[Opening Input material section]

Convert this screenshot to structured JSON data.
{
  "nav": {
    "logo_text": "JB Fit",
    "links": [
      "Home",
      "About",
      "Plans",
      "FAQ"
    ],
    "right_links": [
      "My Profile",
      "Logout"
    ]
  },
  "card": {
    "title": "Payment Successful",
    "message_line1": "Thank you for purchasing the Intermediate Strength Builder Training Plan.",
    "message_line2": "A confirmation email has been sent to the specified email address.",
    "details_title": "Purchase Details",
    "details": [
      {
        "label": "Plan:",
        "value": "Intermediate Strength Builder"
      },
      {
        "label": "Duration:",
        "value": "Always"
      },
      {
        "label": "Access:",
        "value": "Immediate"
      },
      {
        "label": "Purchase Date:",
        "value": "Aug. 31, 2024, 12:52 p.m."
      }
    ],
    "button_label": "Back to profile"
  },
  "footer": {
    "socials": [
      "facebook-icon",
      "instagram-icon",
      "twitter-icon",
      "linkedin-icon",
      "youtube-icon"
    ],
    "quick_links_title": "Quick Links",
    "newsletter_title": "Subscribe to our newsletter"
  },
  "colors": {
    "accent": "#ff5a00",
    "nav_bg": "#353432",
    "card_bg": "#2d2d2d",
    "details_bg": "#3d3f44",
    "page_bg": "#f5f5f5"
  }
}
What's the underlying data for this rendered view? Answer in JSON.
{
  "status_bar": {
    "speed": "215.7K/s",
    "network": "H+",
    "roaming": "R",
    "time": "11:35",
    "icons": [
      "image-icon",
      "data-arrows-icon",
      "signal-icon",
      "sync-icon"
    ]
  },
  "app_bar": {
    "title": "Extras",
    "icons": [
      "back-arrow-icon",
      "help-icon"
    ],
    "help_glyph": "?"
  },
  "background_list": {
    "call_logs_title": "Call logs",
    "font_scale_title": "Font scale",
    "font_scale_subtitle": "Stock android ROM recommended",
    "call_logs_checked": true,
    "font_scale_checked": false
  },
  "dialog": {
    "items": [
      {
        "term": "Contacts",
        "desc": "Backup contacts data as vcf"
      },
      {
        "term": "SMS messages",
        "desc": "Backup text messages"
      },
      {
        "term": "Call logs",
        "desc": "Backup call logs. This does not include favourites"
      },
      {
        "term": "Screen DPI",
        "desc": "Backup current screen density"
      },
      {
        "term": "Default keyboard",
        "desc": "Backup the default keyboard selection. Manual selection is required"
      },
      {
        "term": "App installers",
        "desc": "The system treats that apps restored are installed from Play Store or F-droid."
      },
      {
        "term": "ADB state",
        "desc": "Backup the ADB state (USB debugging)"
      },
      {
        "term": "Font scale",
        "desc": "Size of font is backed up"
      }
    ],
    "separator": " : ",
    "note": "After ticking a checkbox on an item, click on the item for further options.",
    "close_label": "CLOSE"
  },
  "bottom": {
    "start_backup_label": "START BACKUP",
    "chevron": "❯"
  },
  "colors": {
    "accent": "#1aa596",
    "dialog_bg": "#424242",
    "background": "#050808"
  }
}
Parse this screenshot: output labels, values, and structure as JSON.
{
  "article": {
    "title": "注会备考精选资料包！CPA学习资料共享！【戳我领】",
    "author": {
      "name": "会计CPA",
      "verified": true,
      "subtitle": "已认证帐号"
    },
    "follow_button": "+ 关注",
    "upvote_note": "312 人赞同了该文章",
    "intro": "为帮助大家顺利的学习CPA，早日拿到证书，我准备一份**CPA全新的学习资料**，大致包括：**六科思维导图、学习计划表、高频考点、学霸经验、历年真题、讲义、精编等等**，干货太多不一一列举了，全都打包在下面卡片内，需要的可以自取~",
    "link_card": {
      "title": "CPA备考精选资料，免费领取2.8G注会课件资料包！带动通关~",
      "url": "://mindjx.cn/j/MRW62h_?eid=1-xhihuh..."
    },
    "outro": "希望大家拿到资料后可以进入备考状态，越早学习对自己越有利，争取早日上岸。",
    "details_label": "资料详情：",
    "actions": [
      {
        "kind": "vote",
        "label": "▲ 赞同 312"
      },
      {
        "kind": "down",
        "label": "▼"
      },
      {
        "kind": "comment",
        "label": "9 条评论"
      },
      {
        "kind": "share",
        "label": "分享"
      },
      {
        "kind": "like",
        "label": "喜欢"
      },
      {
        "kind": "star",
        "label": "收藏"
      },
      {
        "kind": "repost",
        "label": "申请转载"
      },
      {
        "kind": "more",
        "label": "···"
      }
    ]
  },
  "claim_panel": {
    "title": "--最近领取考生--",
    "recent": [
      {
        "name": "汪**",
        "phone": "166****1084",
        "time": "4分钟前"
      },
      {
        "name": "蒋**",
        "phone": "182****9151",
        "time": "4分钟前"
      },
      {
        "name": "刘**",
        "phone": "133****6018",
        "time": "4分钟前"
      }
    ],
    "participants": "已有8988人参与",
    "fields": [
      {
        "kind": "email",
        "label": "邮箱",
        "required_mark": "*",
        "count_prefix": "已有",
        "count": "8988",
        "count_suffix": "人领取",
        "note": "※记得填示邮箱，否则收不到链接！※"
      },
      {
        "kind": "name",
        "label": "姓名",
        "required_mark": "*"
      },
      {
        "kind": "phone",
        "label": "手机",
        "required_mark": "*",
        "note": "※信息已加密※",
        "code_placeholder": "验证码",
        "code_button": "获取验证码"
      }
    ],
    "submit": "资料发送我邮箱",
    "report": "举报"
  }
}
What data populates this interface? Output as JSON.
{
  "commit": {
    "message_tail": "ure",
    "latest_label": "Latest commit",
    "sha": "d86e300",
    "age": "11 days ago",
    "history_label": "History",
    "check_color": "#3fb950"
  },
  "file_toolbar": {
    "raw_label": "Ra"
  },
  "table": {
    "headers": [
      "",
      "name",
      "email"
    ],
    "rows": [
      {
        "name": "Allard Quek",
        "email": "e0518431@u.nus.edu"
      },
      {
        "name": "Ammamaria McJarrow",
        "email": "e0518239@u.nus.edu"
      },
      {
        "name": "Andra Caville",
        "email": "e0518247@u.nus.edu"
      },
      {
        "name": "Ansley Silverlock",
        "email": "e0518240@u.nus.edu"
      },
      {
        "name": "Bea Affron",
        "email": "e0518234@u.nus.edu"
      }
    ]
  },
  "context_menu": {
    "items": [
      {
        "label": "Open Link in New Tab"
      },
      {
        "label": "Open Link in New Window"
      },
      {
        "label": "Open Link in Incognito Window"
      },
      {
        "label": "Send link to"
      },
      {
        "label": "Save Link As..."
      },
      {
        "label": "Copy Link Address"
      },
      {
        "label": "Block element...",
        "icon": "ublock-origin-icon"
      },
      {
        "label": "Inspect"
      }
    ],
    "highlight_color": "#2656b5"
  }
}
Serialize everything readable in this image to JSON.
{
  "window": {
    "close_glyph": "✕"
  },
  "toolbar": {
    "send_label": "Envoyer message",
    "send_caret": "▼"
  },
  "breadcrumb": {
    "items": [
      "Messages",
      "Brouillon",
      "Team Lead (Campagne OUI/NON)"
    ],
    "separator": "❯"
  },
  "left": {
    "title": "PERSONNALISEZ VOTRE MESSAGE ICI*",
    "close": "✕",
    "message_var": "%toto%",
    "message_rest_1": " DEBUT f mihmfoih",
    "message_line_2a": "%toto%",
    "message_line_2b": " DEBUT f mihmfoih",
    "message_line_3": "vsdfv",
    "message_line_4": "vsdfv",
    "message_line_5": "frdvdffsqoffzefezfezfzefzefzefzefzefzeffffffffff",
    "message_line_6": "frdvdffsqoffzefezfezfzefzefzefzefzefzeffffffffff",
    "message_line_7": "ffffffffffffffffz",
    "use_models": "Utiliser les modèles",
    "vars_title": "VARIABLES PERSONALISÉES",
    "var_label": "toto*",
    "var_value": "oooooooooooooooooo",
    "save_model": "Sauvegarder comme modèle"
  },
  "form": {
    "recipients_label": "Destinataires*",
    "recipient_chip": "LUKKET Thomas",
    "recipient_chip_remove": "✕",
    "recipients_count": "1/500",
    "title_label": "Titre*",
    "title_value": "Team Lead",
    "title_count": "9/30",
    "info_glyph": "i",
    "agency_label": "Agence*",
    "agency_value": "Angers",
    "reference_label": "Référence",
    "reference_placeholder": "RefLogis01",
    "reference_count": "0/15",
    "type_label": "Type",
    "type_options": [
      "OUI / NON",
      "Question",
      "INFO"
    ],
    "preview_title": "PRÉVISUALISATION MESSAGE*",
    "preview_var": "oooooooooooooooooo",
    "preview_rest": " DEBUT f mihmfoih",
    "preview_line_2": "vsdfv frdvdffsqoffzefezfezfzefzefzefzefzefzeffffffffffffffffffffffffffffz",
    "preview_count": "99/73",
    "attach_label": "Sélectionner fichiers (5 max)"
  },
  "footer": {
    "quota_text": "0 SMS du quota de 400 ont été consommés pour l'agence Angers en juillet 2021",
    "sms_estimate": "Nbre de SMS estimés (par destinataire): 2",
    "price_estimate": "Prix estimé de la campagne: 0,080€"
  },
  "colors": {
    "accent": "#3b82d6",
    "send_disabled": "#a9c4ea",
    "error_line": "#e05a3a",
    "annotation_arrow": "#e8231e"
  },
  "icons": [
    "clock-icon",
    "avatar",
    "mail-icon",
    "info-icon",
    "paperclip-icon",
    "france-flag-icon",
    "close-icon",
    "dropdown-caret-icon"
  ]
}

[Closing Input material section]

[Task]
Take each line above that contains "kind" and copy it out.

[Response area]
        "kind": "vote",
        "kind": "down",
        "kind": "comment",
        "kind": "share",
        "kind": "like",
        "kind": "star",
        "kind": "repost",
        "kind": "more",
        "kind": "email",
        "kind": "name",
        "kind": "phone",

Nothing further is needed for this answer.